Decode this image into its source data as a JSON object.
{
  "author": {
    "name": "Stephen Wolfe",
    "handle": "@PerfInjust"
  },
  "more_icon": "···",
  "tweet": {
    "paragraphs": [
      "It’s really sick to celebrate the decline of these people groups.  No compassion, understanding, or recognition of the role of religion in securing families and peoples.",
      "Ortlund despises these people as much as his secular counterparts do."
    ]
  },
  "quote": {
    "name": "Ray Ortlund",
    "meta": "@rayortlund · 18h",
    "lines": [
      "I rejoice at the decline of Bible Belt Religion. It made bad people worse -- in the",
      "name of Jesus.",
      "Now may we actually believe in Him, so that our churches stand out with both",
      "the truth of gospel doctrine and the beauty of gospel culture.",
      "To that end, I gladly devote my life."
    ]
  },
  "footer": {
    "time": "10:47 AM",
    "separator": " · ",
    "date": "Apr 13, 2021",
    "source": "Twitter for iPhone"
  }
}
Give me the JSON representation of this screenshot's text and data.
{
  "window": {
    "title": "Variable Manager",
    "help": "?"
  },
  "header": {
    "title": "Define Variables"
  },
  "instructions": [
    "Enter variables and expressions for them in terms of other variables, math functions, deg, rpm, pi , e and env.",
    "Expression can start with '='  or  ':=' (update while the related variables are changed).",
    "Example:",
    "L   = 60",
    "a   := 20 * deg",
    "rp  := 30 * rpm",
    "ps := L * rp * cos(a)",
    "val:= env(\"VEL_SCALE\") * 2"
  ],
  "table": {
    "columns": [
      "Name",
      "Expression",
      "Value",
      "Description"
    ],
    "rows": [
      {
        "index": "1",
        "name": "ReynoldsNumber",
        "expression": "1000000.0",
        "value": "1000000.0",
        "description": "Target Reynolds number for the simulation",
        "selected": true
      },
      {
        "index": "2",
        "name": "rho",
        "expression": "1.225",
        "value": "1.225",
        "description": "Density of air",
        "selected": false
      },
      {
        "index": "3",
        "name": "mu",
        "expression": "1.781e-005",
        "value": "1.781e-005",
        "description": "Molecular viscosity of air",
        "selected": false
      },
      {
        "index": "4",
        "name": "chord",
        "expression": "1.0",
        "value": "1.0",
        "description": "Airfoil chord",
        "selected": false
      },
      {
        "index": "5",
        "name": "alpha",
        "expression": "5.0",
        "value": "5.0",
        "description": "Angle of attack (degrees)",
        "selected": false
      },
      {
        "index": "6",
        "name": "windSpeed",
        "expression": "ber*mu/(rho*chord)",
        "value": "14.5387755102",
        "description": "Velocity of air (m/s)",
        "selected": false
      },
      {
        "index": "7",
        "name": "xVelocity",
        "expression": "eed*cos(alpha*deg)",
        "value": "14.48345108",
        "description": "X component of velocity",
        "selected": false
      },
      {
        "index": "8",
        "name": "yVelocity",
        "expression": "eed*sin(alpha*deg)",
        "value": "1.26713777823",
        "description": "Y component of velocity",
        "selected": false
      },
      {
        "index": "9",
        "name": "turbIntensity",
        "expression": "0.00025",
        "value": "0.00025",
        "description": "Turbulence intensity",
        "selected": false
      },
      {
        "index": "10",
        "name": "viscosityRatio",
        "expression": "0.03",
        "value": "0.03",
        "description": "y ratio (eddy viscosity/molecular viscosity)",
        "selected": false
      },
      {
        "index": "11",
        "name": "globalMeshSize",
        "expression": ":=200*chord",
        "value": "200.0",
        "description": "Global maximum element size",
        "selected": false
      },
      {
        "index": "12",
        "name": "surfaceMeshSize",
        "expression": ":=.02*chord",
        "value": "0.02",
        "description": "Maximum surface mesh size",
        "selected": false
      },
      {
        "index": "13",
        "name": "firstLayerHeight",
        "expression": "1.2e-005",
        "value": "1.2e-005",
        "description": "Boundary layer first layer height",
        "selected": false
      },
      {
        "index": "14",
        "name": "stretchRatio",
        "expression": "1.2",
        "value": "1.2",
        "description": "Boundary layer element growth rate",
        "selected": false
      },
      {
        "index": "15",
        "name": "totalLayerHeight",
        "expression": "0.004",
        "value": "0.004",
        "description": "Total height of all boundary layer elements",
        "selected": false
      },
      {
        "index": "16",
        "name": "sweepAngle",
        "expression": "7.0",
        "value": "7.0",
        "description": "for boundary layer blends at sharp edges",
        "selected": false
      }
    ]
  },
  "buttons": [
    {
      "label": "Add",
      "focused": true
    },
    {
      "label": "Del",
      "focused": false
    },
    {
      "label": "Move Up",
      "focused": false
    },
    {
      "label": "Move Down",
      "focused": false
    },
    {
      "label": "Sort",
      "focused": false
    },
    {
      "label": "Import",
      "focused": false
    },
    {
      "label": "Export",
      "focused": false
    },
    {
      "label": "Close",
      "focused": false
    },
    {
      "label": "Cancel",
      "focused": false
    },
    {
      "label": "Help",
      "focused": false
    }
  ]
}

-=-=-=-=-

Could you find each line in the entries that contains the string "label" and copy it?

## Response to the task
      "label": "Add",
      "label": "Del",
      "label": "Move Up",
      "label": "Move Down",
      "label": "Sort",
      "label": "Import",
      "label": "Export",
      "label": "Close",
      "label": "Cancel",
      "label": "Help",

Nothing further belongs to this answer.